Records to use Start Marker

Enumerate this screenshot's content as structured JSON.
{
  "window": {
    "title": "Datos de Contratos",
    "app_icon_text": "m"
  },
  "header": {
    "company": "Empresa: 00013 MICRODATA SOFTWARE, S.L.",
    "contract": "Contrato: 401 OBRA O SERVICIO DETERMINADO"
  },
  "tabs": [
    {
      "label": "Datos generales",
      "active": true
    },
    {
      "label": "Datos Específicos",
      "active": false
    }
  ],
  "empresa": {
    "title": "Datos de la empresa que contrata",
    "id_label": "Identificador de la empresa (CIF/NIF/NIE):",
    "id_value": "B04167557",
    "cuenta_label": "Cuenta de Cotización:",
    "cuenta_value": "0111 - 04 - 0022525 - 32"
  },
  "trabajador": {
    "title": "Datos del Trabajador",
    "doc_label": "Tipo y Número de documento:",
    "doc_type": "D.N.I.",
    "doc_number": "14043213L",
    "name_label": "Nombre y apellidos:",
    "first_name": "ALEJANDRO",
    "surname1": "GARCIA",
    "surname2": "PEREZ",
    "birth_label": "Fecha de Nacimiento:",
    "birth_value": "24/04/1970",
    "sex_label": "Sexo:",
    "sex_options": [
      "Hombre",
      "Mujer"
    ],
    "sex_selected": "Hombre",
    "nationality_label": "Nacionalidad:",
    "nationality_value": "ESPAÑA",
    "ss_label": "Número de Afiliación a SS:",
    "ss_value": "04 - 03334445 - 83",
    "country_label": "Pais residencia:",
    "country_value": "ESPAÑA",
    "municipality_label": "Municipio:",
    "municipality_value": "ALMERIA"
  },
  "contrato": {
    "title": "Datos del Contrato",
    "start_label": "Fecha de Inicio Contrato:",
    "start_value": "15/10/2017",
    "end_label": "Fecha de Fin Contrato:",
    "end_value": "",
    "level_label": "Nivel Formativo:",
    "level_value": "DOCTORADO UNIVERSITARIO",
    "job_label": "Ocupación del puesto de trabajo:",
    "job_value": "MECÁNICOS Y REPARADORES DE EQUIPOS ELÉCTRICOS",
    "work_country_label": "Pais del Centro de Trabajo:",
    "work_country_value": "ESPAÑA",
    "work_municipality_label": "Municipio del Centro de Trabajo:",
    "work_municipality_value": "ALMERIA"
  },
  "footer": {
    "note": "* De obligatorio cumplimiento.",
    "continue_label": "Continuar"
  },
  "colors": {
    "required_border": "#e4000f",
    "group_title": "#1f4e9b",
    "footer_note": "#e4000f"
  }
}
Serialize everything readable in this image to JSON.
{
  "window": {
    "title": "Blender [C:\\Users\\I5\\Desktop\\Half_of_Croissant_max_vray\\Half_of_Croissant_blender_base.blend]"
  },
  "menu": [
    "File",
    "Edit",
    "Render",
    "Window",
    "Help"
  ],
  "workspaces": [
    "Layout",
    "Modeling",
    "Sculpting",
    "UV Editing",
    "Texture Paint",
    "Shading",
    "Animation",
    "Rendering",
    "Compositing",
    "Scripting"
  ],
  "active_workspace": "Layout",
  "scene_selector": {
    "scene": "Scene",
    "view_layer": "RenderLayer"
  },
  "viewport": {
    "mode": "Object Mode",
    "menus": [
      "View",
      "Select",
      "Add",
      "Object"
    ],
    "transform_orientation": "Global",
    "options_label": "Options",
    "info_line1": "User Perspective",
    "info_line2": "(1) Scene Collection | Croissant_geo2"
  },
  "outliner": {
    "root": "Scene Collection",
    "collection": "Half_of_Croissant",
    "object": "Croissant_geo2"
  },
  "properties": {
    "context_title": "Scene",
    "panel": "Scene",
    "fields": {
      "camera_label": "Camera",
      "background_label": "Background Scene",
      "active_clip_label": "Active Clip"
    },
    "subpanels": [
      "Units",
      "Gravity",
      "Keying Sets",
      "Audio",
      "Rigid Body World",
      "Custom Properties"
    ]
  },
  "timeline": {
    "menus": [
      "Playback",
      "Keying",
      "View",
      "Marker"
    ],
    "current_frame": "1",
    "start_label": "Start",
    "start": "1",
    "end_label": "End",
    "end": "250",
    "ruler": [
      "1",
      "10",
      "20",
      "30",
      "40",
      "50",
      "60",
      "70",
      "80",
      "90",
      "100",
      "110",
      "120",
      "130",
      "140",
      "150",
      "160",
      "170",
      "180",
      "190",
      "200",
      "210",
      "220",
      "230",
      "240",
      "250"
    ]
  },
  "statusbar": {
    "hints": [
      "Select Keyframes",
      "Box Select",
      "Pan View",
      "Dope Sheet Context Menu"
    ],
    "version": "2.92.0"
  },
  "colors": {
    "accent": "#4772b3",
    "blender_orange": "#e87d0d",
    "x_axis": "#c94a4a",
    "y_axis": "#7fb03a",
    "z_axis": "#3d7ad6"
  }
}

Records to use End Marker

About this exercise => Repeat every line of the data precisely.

Solution for this exercise =>
Enumerate this screenshot's content as structured JSON.
{
  "window": {
    "title": "Datos de Contratos",
    "app_icon_text": "m"
  },
  "header": {
    "company": "Empresa: 00013 MICRODATA SOFTWARE, S.L.",
    "contract": "Contrato: 401 OBRA O SERVICIO DETERMINADO"
  },
  "tabs": [
    {
      "label": "Datos generales",
      "active": true
    },
    {
      "label": "Datos Específicos",
      "active": false
    }
  ],
  "empresa": {
    "title": "Datos de la empresa que contrata",
    "id_label": "Identificador de la empresa (CIF/NIF/NIE):",
    "id_value": "B04167557",
    "cuenta_label": "Cuenta de Cotización:",
    "cuenta_value": "0111 - 04 - 0022525 - 32"
  },
  "trabajador": {
    "title": "Datos del Trabajador",
    "doc_label": "Tipo y Número de documento:",
    "doc_type": "D.N.I.",
    "doc_number": "14043213L",
    "name_label": "Nombre y apellidos:",
    "first_name": "ALEJANDRO",
    "surname1": "GARCIA",
    "surname2": "PEREZ",
    "birth_label": "Fecha de Nacimiento:",
    "birth_value": "24/04/1970",
    "sex_label": "Sexo:",
    "sex_options": [
      "Hombre",
      "Mujer"
    ],
    "sex_selected": "Hombre",
    "nationality_label": "Nacionalidad:",
    "nationality_value": "ESPAÑA",
    "ss_label": "Número de Afiliación a SS:",
    "ss_value": "04 - 03334445 - 83",
    "country_label": "Pais residencia:",
    "country_value": "ESPAÑA",
    "municipality_label": "Municipio:",
    "municipality_value": "ALMERIA"
  },
  "contrato": {
    "title": "Datos del Contrato",
    "start_label": "Fecha de Inicio Contrato:",
    "start_value": "15/10/2017",
    "end_label": "Fecha de Fin Contrato:",
    "end_value": "",
    "level_label": "Nivel Formativo:",
    "level_value": "DOCTORADO UNIVERSITARIO",
    "job_label": "Ocupación del puesto de trabajo:",
    "job_value": "MECÁNICOS Y REPARADORES DE EQUIPOS ELÉCTRICOS",
    "work_country_label": "Pais del Centro de Trabajo:",
    "work_country_value": "ESPAÑA",
    "work_municipality_label": "Municipio del Centro de Trabajo:",
    "work_municipality_value": "ALMERIA"
  },
  "footer": {
    "note": "* De obligatorio cumplimiento.",
    "continue_label": "Continuar"
  },
  "colors": {
    "required_border": "#e4000f",
    "group_title": "#1f4e9b",
    "footer_note": "#e4000f"
  }
}
Serialize everything readable in this image to JSON.
{
  "window": {
    "title": "Blender [C:\\Users\\I5\\Desktop\\Half_of_Croissant_max_vray\\Half_of_Croissant_blender_base.blend]"
  },
  "menu": [
    "File",
    "Edit",
    "Render",
    "Window",
    "Help"
  ],
  "workspaces": [
    "Layout",
    "Modeling",
    "Sculpting",
    "UV Editing",
    "Texture Paint",
    "Shading",
    "Animation",
    "Rendering",
    "Compositing",
    "Scripting"
  ],
  "active_workspace": "Layout",
  "scene_selector": {
    "scene": "Scene",
    "view_layer": "RenderLayer"
  },
  "viewport": {
    "mode": "Object Mode",
    "menus": [
      "View",
      "Select",
      "Add",
      "Object"
    ],
    "transform_orientation": "Global",
    "options_label": "Options",
    "info_line1": "User Perspective",
    "info_line2": "(1) Scene Collection | Croissant_geo2"
  },
  "outliner": {
    "root": "Scene Collection",
    "collection": "Half_of_Croissant",
    "object": "Croissant_geo2"
  },
  "properties": {
    "context_title": "Scene",
    "panel": "Scene",
    "fields": {
      "camera_label": "Camera",
      "background_label": "Background Scene",
      "active_clip_label": "Active Clip"
    },
    "subpanels": [
      "Units",
      "Gravity",
      "Keying Sets",
      "Audio",
      "Rigid Body World",
      "Custom Properties"
    ]
  },
  "timeline": {
    "menus": [
      "Playback",
      "Keying",
      "View",
      "Marker"
    ],
    "current_frame": "1",
    "start_label": "Start",
    "start": "1",
    "end_label": "End",
    "end": "250",
    "ruler": [
      "1",
      "10",
      "20",
      "30",
      "40",
      "50",
      "60",
      "70",
      "80",
      "90",
      "100",
      "110",
      "120",
      "130",
      "140",
      "150",
      "160",
      "170",
      "180",
      "190",
      "200",
      "210",
      "220",
      "230",
      "240",
      "250"
    ]
  },
  "statusbar": {
    "hints": [
      "Select Keyframes",
      "Box Select",
      "Pan View",
      "Dope Sheet Context Menu"
    ],
    "version": "2.92.0"
  },
  "colors": {
    "accent": "#4772b3",
    "blender_orange": "#e87d0d",
    "x_axis": "#c94a4a",
    "y_axis": "#7fb03a",
    "z_axis": "#3d7ad6"
  }
}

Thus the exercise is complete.